- _TO DO_: Scan the records for the word "Singapore". Copy each line that includes it.

- _GIVEN RECORDS_:

•••

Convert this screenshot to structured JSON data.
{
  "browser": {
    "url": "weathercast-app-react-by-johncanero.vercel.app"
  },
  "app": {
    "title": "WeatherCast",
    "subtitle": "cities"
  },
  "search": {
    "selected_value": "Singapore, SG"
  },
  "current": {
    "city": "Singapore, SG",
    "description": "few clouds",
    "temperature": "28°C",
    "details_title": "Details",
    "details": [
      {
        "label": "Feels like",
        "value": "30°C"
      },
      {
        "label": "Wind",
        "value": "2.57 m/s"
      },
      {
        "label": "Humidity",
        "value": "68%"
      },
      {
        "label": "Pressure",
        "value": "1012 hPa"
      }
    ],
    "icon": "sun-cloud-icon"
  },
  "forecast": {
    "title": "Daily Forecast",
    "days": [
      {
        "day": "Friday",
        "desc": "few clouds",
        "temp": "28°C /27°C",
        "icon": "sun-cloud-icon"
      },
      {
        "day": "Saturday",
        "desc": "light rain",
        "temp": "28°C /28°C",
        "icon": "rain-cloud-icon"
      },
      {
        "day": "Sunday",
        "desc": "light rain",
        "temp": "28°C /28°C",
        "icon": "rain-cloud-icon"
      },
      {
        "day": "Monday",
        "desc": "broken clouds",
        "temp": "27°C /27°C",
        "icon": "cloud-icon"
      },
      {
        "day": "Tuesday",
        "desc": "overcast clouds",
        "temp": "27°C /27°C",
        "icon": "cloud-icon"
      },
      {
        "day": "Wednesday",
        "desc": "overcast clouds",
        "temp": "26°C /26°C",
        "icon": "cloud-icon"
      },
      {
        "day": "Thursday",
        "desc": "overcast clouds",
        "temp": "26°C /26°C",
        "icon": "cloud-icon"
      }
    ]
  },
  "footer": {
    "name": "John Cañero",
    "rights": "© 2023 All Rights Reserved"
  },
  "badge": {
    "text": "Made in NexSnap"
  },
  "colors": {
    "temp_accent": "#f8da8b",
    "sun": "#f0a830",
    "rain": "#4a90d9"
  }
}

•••

- _TASK RESULT_:
    "selected_value": "Singapore, SG"
    "city": "Singapore, SG",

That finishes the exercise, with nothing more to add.